> [EXERCISE DETAILS] Where does the word "icon" occur in the entries below? Copy every line that has it.

Interface dataset entries:
****

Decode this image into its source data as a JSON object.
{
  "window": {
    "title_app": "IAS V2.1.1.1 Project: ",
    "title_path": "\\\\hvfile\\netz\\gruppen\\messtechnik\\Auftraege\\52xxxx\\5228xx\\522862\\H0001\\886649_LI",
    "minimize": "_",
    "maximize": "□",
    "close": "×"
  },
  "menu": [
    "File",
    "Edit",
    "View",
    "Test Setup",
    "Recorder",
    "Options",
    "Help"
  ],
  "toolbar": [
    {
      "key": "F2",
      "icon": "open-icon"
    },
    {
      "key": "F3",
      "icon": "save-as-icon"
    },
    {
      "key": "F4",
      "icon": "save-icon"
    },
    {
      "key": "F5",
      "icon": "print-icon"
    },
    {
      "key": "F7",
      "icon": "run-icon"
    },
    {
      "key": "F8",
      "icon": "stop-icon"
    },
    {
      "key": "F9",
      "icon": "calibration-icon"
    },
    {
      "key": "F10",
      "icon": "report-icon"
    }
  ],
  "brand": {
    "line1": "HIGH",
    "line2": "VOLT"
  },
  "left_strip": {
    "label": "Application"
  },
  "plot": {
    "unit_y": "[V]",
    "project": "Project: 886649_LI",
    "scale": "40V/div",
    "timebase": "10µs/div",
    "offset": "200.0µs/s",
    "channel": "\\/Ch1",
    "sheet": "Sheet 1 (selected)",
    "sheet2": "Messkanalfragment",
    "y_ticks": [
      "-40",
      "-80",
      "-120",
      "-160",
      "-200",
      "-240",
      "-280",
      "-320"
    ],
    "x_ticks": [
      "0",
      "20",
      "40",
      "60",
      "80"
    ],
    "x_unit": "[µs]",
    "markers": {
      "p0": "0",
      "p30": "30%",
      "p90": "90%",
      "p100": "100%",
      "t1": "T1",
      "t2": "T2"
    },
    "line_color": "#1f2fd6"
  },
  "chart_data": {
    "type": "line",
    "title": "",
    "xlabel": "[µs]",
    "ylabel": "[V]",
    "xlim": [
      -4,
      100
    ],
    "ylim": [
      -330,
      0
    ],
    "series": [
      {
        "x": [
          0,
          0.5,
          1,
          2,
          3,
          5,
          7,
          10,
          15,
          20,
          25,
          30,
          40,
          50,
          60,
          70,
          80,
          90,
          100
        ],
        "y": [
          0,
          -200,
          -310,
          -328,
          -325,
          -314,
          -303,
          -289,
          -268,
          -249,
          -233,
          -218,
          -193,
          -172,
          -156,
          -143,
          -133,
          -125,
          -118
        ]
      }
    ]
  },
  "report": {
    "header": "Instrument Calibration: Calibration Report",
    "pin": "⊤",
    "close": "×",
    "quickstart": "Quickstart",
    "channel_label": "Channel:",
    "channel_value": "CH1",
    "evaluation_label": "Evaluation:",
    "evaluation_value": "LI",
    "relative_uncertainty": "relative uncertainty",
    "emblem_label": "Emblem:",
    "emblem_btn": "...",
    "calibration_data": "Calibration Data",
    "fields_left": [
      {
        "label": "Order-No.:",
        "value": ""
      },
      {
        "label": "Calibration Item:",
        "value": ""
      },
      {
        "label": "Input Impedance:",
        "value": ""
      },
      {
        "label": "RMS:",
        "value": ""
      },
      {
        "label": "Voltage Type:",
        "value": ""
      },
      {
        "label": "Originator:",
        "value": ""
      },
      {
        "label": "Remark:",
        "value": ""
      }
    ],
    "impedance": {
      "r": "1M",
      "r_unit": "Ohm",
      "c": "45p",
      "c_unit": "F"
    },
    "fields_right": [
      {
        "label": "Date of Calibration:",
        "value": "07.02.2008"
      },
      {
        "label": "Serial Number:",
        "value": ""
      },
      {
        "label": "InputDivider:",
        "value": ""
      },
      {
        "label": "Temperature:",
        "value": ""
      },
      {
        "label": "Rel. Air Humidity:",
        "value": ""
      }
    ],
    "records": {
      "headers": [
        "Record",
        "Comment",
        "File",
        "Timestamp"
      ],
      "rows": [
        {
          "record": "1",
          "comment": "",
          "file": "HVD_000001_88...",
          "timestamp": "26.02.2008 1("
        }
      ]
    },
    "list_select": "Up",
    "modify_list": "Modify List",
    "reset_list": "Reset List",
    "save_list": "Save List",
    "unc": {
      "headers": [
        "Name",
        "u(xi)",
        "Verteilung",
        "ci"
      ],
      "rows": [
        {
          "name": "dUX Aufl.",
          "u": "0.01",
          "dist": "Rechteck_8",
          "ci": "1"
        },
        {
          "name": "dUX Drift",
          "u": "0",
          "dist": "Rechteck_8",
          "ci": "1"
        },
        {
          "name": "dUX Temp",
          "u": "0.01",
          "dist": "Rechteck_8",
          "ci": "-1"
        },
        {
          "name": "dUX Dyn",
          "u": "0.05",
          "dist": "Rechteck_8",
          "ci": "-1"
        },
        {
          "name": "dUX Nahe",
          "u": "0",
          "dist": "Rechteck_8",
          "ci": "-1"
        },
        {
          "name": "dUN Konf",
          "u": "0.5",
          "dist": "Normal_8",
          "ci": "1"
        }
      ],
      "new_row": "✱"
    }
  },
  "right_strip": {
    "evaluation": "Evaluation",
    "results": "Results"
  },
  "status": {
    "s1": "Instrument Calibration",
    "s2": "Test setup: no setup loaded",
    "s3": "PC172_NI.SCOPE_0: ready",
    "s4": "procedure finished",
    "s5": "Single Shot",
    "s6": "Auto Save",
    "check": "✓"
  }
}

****

> [ANSWER BOX]
      "icon": "open-icon"
      "icon": "save-as-icon"
      "icon": "save-icon"
      "icon": "print-icon"
      "icon": "run-icon"
      "icon": "stop-icon"
      "icon": "calibration-icon"
      "icon": "report-icon"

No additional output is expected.